* Exercise aim *
Leave out the images and output the records word for word.

App and web page records
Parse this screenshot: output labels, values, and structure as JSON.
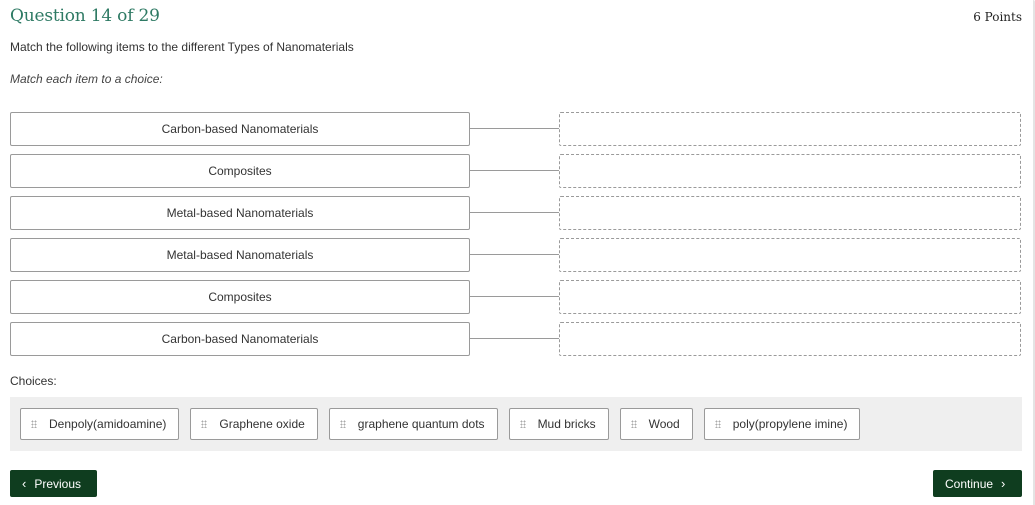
{
  "header": {
    "question_label": "Question 14 of 29",
    "points": "6 Points"
  },
  "question": {
    "prompt": "Match the following items to the different Types of Nanomaterials",
    "instruction": "Match each item to a choice:"
  },
  "match_rows": [
    {
      "item": "Carbon-based Nanomaterials",
      "answer": ""
    },
    {
      "item": "Composites",
      "answer": ""
    },
    {
      "item": "Metal-based Nanomaterials",
      "answer": ""
    },
    {
      "item": "Metal-based Nanomaterials",
      "answer": ""
    },
    {
      "item": "Composites",
      "answer": ""
    },
    {
      "item": "Carbon-based Nanomaterials",
      "answer": ""
    }
  ],
  "choices": {
    "label": "Choices:",
    "items": [
      "Denpoly(amidoamine)",
      "Graphene oxide",
      "graphene quantum dots",
      "Mud bricks",
      "Wood",
      "poly(propylene imine)"
    ],
    "icon": "drag-grip-icon"
  },
  "navigation": {
    "previous_label": "Previous",
    "continue_label": "Continue",
    "previous_icon": "‹",
    "continue_icon": "›"
  },
  "colors": {
    "title": "#2e7a64",
    "button_bg": "#0f3d1f",
    "bank_bg": "#efefef"
  }
}
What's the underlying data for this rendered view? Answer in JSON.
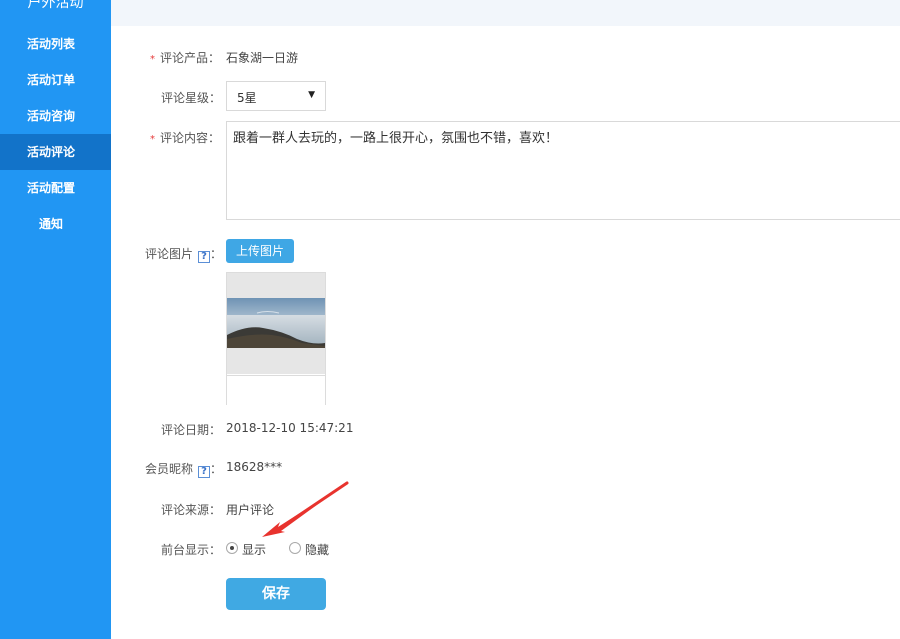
{
  "sidebar": {
    "title": "户外活动",
    "items": [
      {
        "label": "活动列表",
        "active": false
      },
      {
        "label": "活动订单",
        "active": false
      },
      {
        "label": "活动咨询",
        "active": false
      },
      {
        "label": "活动评论",
        "active": true
      },
      {
        "label": "活动配置",
        "active": false
      },
      {
        "label": "通知",
        "active": false
      }
    ]
  },
  "form": {
    "product": {
      "label": "评论产品：",
      "value": "石象湖一日游"
    },
    "rating": {
      "label": "评论星级：",
      "selected": "5星"
    },
    "content": {
      "label": "评论内容：",
      "value": "跟着一群人去玩的，一路上很开心，氛围也不错，喜欢！"
    },
    "images": {
      "label": "评论图片",
      "help": "?",
      "colon": "：",
      "upload_label": "上传图片"
    },
    "date": {
      "label": "评论日期：",
      "value": "2018-12-10 15:47:21"
    },
    "member": {
      "label": "会员昵称",
      "help": "?",
      "colon": "：",
      "value": "18628***"
    },
    "source": {
      "label": "评论来源：",
      "value": "用户评论"
    },
    "display": {
      "label": "前台显示：",
      "options": [
        {
          "label": "显示",
          "checked": true
        },
        {
          "label": "隐藏",
          "checked": false
        }
      ]
    },
    "required_mark": "*",
    "save_label": "保存"
  },
  "colors": {
    "sidebar_bg": "#2196f3",
    "sidebar_active": "#1273c9",
    "button": "#40a9e3",
    "annotation_arrow": "#e8332e"
  },
  "icons": {
    "select_caret": "▼"
  }
}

* Answer to this problem *
Parse this screenshot: output labels, values, and structure as JSON.
{
  "header": {
    "question_label": "Question 14 of 29",
    "points": "6 Points"
  },
  "question": {
    "prompt": "Match the following items to the different Types of Nanomaterials",
    "instruction": "Match each item to a choice:"
  },
  "match_rows": [
    {
      "item": "Carbon-based Nanomaterials",
      "answer": ""
    },
    {
      "item": "Composites",
      "answer": ""
    },
    {
      "item": "Metal-based Nanomaterials",
      "answer": ""
    },
    {
      "item": "Metal-based Nanomaterials",
      "answer": ""
    },
    {
      "item": "Composites",
      "answer": ""
    },
    {
      "item": "Carbon-based Nanomaterials",
      "answer": ""
    }
  ],
  "choices": {
    "label": "Choices:",
    "items": [
      "Denpoly(amidoamine)",
      "Graphene oxide",
      "graphene quantum dots",
      "Mud bricks",
      "Wood",
      "poly(propylene imine)"
    ],
    "icon": "drag-grip-icon"
  },
  "navigation": {
    "previous_label": "Previous",
    "continue_label": "Continue",
    "previous_icon": "‹",
    "continue_icon": "›"
  },
  "colors": {
    "title": "#2e7a64",
    "button_bg": "#0f3d1f",
    "bank_bg": "#efefef"
  }
}
What's the underlying data for this rendered view? Answer in JSON.
{
  "sidebar": {
    "title": "户外活动",
    "items": [
      {
        "label": "活动列表",
        "active": false
      },
      {
        "label": "活动订单",
        "active": false
      },
      {
        "label": "活动咨询",
        "active": false
      },
      {
        "label": "活动评论",
        "active": true
      },
      {
        "label": "活动配置",
        "active": false
      },
      {
        "label": "通知",
        "active": false
      }
    ]
  },
  "form": {
    "product": {
      "label": "评论产品：",
      "value": "石象湖一日游"
    },
    "rating": {
      "label": "评论星级：",
      "selected": "5星"
    },
    "content": {
      "label": "评论内容：",
      "value": "跟着一群人去玩的，一路上很开心，氛围也不错，喜欢！"
    },
    "images": {
      "label": "评论图片",
      "help": "?",
      "colon": "：",
      "upload_label": "上传图片"
    },
    "date": {
      "label": "评论日期：",
      "value": "2018-12-10 15:47:21"
    },
    "member": {
      "label": "会员昵称",
      "help": "?",
      "colon": "：",
      "value": "18628***"
    },
    "source": {
      "label": "评论来源：",
      "value": "用户评论"
    },
    "display": {
      "label": "前台显示：",
      "options": [
        {
          "label": "显示",
          "checked": true
        },
        {
          "label": "隐藏",
          "checked": false
        }
      ]
    },
    "required_mark": "*",
    "save_label": "保存"
  },
  "colors": {
    "sidebar_bg": "#2196f3",
    "sidebar_active": "#1273c9",
    "button": "#40a9e3",
    "annotation_arrow": "#e8332e"
  },
  "icons": {
    "select_caret": "▼"
  }
}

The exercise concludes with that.